[Data about app and page elements]
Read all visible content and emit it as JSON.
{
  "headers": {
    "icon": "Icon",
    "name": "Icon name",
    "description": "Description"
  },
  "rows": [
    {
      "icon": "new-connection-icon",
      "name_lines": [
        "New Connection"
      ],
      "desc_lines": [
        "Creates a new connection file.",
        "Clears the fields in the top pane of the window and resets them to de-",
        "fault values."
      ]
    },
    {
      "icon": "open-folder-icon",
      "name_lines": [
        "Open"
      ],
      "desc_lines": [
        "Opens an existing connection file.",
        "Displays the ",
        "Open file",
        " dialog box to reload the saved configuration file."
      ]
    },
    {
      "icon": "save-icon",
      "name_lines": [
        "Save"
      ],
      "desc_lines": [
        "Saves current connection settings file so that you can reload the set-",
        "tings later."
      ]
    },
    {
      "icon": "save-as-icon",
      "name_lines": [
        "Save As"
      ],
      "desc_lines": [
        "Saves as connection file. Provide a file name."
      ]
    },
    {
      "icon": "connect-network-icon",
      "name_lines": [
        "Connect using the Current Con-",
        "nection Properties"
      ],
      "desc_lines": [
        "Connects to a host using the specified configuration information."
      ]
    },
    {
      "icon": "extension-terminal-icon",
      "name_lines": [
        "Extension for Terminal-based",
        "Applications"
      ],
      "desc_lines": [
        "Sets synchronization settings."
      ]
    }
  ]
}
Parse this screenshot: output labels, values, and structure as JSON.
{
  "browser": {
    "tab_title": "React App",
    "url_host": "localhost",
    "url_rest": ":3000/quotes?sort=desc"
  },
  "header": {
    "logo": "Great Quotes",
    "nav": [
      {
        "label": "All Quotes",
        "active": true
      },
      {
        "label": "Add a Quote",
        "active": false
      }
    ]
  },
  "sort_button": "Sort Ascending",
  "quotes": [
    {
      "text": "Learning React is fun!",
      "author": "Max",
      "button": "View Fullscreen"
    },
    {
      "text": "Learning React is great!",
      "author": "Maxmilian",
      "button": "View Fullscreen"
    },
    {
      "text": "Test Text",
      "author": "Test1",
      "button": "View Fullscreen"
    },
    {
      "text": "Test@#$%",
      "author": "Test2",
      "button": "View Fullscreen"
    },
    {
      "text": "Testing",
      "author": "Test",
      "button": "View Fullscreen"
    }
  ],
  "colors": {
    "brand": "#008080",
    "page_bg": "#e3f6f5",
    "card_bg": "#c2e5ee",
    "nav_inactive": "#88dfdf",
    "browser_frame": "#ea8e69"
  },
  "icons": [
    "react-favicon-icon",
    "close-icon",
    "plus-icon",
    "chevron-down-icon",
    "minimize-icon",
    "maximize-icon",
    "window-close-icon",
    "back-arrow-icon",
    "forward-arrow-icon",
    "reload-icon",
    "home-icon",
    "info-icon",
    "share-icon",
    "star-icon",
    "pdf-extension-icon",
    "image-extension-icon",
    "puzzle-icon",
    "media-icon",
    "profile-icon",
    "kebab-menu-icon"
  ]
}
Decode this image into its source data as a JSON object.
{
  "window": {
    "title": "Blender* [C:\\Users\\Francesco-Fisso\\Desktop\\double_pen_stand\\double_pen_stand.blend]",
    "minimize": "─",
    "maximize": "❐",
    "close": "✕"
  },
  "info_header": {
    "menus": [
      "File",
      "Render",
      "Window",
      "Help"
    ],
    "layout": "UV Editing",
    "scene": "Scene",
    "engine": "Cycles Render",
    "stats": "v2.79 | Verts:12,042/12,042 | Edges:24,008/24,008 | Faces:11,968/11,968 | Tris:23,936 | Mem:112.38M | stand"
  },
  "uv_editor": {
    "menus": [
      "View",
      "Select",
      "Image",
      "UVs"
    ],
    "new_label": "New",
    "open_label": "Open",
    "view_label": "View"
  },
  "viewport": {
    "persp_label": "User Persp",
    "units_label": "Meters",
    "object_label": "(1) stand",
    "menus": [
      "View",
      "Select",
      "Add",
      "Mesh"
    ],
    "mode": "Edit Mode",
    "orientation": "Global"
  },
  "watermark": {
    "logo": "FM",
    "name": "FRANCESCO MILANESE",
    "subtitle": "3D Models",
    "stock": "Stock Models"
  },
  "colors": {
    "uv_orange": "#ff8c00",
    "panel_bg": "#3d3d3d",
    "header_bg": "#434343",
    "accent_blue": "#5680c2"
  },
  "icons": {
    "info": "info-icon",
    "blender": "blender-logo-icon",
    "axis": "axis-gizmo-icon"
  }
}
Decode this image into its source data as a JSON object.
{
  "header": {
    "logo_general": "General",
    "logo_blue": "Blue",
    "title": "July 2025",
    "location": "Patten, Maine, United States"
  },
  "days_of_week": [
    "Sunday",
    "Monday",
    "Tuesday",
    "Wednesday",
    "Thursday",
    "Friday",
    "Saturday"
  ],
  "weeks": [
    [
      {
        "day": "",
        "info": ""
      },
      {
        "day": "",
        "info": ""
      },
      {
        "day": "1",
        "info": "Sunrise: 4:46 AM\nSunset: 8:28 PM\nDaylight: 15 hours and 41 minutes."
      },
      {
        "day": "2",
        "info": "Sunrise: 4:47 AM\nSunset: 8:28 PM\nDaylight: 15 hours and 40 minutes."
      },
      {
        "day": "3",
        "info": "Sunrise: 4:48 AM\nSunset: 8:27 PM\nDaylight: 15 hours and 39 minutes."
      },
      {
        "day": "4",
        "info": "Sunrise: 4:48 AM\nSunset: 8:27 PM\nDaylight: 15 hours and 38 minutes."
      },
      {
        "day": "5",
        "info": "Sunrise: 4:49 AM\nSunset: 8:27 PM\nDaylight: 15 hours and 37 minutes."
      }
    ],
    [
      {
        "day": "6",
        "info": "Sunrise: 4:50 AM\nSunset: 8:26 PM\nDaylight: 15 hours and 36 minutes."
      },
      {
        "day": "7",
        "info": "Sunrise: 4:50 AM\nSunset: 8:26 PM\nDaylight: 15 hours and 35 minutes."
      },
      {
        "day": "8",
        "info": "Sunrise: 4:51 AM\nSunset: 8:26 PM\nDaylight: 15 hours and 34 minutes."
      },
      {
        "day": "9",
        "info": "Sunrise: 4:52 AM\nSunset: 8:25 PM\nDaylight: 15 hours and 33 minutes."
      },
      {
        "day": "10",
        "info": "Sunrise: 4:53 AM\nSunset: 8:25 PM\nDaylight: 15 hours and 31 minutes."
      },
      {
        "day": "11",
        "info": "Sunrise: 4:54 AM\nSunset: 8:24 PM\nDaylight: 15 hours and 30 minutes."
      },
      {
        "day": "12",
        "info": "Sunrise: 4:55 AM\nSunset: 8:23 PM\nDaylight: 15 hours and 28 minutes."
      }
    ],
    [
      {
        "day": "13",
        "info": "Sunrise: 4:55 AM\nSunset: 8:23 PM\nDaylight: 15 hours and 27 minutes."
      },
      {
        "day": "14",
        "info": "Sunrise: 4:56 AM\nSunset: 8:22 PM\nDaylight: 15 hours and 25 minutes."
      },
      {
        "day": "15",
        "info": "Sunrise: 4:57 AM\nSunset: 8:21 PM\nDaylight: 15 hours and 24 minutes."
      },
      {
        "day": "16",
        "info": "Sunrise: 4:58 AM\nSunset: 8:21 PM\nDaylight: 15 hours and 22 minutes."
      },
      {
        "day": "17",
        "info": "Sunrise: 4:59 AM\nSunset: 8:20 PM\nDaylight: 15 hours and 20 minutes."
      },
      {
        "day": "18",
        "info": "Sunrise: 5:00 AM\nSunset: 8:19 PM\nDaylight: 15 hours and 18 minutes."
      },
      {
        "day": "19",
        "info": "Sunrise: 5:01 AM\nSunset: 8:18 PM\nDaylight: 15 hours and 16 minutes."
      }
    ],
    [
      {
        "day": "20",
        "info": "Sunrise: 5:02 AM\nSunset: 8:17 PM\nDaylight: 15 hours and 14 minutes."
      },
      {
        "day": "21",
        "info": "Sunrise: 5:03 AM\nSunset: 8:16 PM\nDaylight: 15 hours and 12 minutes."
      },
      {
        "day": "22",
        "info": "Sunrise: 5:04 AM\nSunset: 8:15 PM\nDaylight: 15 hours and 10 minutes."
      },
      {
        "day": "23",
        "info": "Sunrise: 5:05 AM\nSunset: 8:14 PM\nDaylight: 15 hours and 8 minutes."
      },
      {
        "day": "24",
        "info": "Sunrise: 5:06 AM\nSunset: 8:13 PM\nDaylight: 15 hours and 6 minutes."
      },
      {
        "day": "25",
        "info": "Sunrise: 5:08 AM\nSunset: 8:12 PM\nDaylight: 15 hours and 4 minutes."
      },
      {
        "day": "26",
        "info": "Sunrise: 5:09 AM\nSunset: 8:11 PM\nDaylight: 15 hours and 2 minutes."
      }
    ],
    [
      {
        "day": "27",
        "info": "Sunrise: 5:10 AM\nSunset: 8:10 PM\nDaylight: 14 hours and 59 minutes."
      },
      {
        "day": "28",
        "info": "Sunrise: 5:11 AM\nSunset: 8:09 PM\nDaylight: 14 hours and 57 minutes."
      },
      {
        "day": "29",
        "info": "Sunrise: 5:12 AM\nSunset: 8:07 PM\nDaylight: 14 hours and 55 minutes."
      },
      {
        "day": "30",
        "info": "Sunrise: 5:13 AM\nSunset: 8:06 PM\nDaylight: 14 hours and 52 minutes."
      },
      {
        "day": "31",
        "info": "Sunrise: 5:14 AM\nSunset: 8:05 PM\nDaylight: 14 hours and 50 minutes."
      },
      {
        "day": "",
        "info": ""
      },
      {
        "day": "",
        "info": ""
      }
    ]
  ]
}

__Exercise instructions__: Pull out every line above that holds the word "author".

__Response to this exercise__:
      "author": "Max",
      "author": "Maxmilian",
      "author": "Test1",
      "author": "Test2",
      "author": "Test",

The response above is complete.